Marine and freshwater resources and ecosystems are now recognised amongst the world’s most valuable assets. Managing these resources wisely is a key challenge in the 21st century.
In January 2011, Professor Chris Battershill was appointed as the University of Waikato’s inaugural Bay of Plenty Regional Council Chair in Coastal Science. By October 2011, the container ship Rena struck the Astrolabe Reef near Tauranga. With two days of the grounding, Professor Battershill and the Coastal Marine Group, as well as staff and students from tertiary partner Bay of Plenty Polytechnic, mounted a quick response survey of marine species to provide critical baseline data before oil began leaking from the ship.

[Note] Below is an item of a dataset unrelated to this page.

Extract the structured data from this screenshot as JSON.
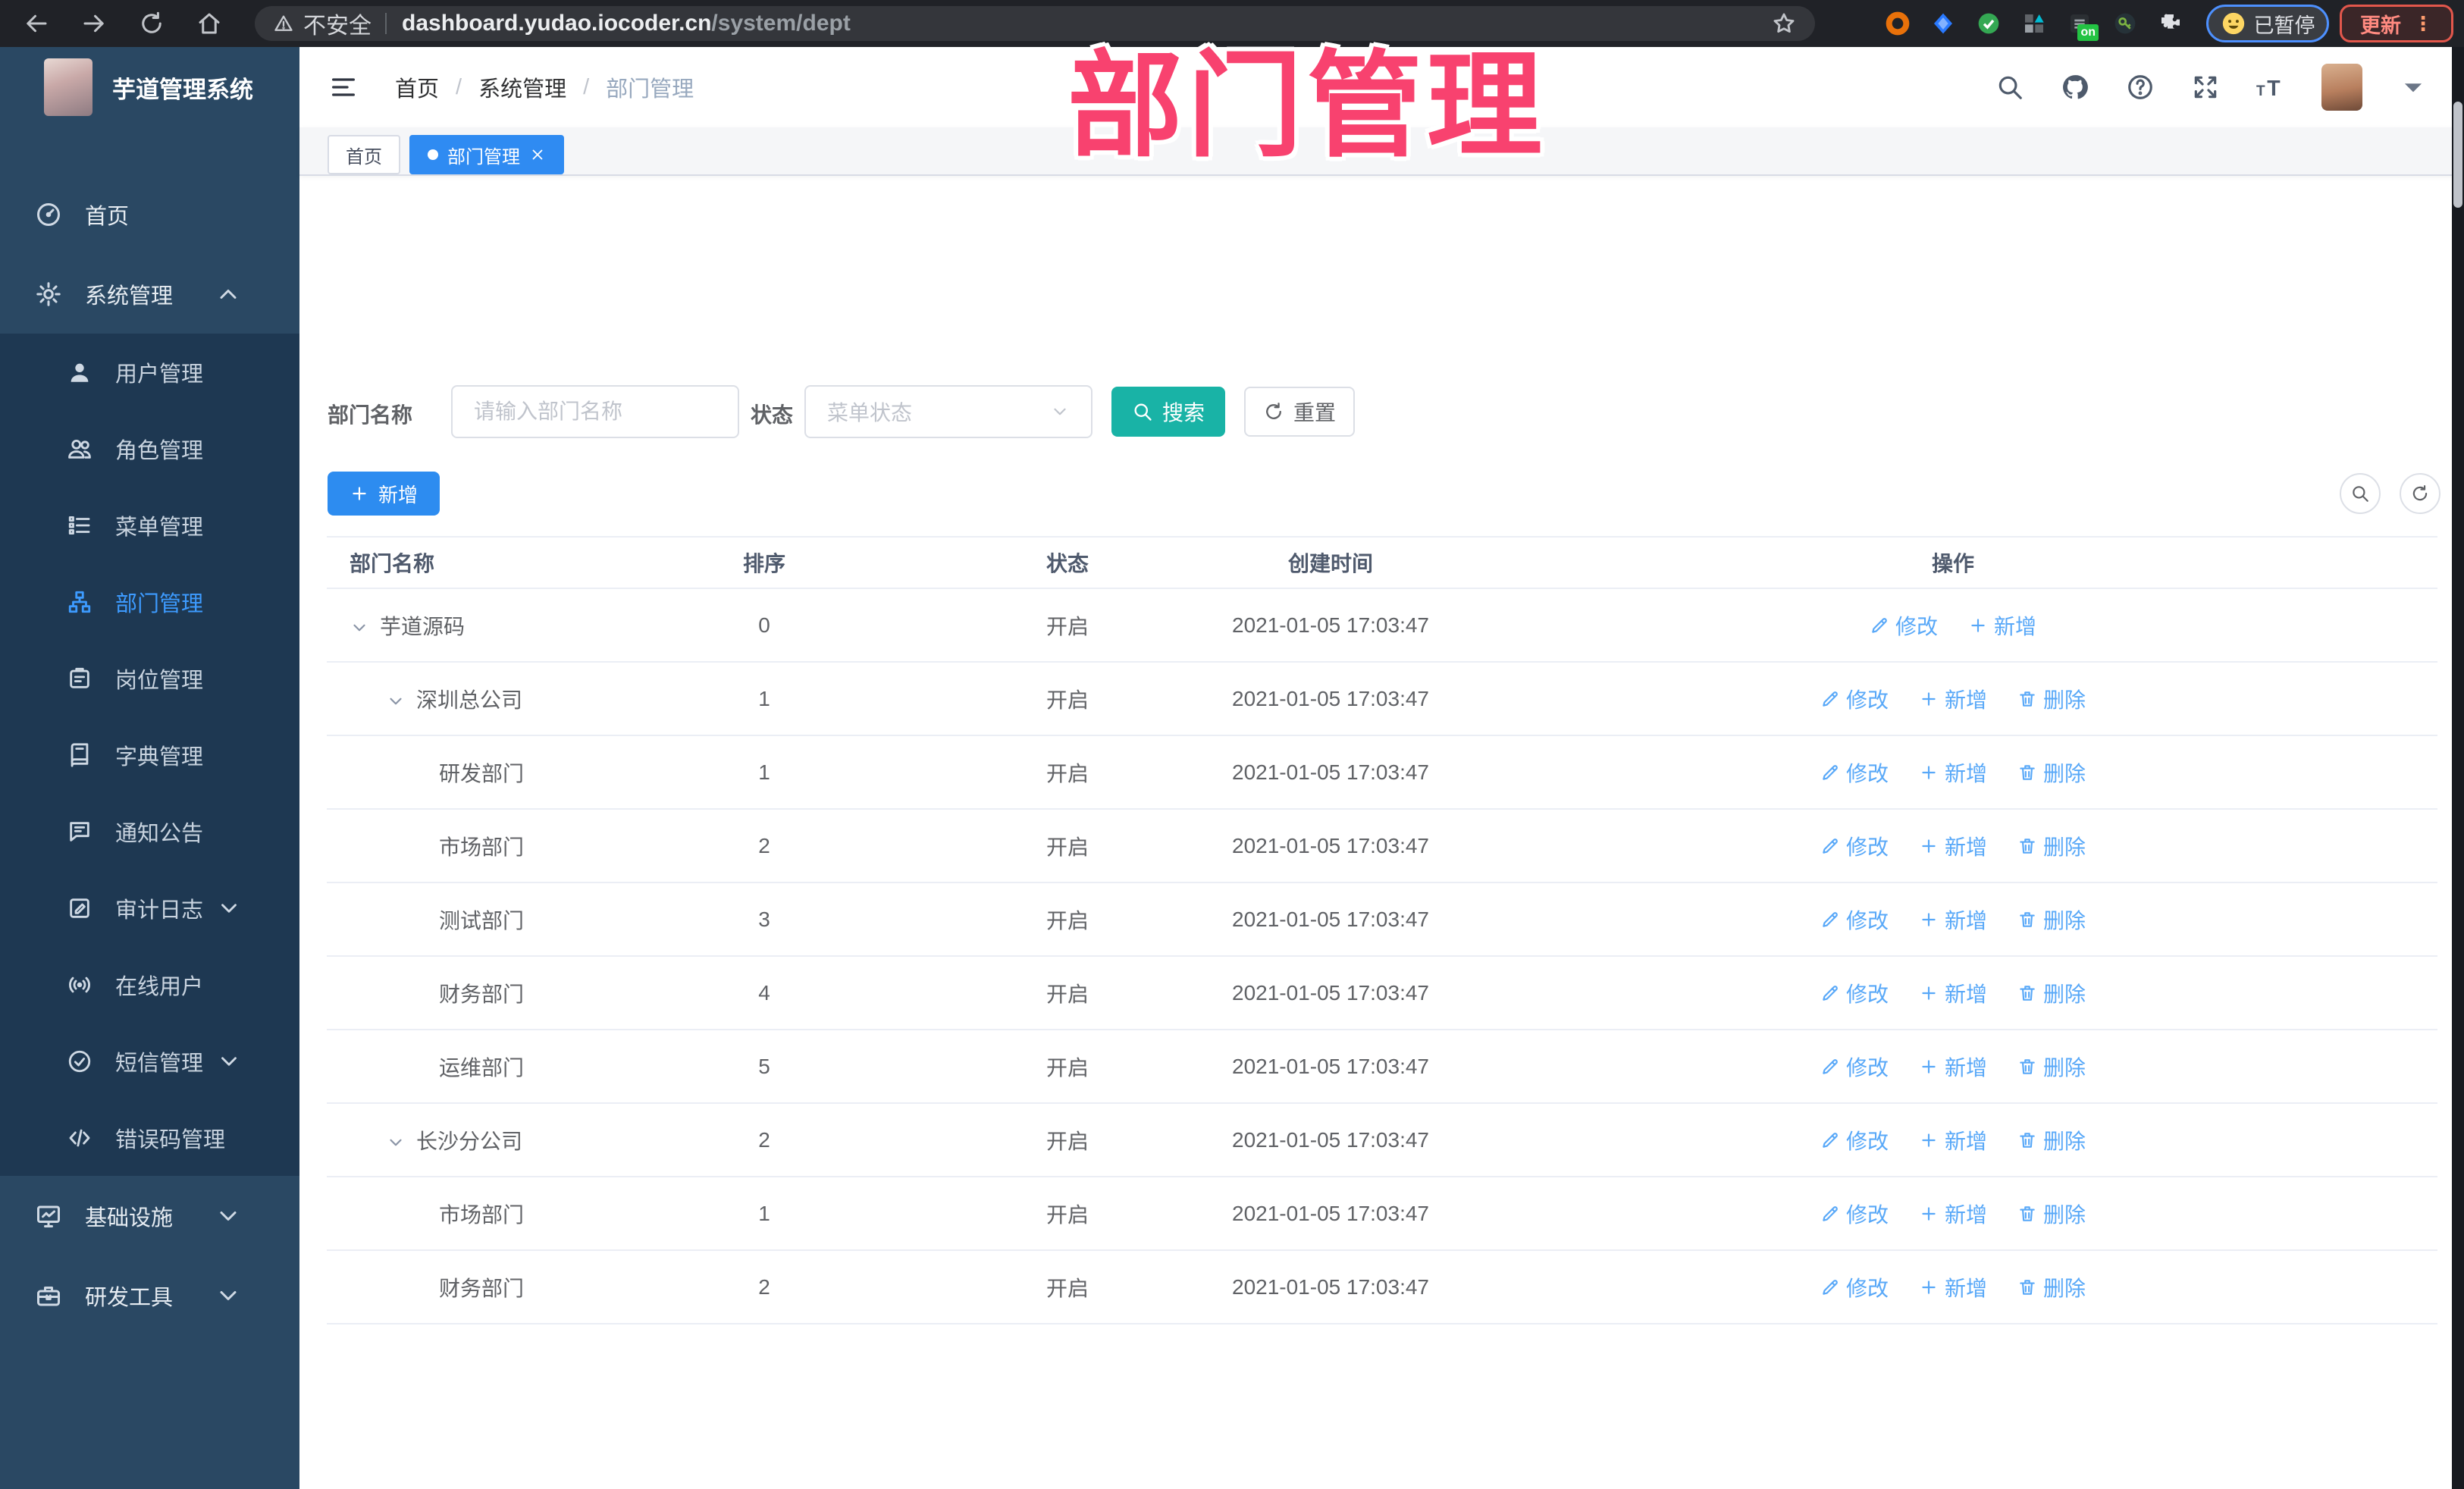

In 2006 a ground-breaking process for producing titanium alloys was unveiled by a Tauranga-based research company, which has sparked a new multi-million-dollar manufacturing industry. Based on initial research from the University of Waikato, Titanox Developments advanced a cost-effective process for making very high purity alloy powders. Titanium is the world's fourth most abundant material; however it has a very high processing cost, including a significant proportion of wastage. The titanium alloy powder developed by Titanox is lighter and stronger than stainless steel, resistant to corrosion, and can be used for a wide range of specialised products including jet engines, car parts and medical implants like knee and hip joints.
© 2015 BAY OF PLENTY TERTIARY EDUCATION PARTNERSHIP